HI 037181

Beaked redfish caught 240 nm west of Sørøya

Photo: Leif Nøttestad / Institute of Marine Research

Beaked redfish (Sebastes mentella) can be difficult to separate from golden redfish. However, it is usually smaller, growing rarely longer than 47 cm and then between 50 and 70 years old.

Beaked redfish does not enter the North Sea proper, but is distributed along its northern edge at the continental shelf and in the Norwegian Sea, at 400–600 m from Shetland to Andøya and also in shallower waters north of that island. Few of the fish in these areas are smaller than 28–30 cm. Nursery areas are found in the Barents Sea and around Svalbard, including north of Spitsbergen.

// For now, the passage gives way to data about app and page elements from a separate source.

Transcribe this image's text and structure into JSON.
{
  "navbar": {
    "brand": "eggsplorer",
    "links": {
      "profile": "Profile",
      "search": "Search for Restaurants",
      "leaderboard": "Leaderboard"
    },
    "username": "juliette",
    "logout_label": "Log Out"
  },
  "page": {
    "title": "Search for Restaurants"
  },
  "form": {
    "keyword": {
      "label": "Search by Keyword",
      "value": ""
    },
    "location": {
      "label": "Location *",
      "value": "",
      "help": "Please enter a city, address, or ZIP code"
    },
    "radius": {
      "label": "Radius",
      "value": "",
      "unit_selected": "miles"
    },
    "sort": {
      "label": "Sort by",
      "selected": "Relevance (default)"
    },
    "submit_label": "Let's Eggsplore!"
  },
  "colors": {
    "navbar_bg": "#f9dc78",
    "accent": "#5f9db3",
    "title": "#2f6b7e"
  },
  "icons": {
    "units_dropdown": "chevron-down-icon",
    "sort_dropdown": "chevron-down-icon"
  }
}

Beaked redfish release living larvae at around 4–6 mm length along the shelf break (Eggakanten) from Shetland northwards to the fishing grounds off Tromsø (Tromsøflaket). Females throughout the Barents Sea exhibit “spawning migrations” to these areas.

Young beaked redfish feed primarily on zooplankton like Copepods, krill and amphipods. Thereafter the diet shifts to a greater emphasis on krill and later fish. With good recruitment, redfish under 25 cm form up to 10 % of North East Arctic cod’s diet. Another important predator on small beaked redfish is greenland halibut. Larvae and very small juveniles can also be found in herring stomachs.

Until they are sexually mature, growth rates of beaked redfish are similar to those of golden redfish. Up to now there were no noticeable effects of climate change on age at first maturity, productivity or distribution. However, it may have played a role in the large-scale migration into the central Norwegian Sea observed since 2003.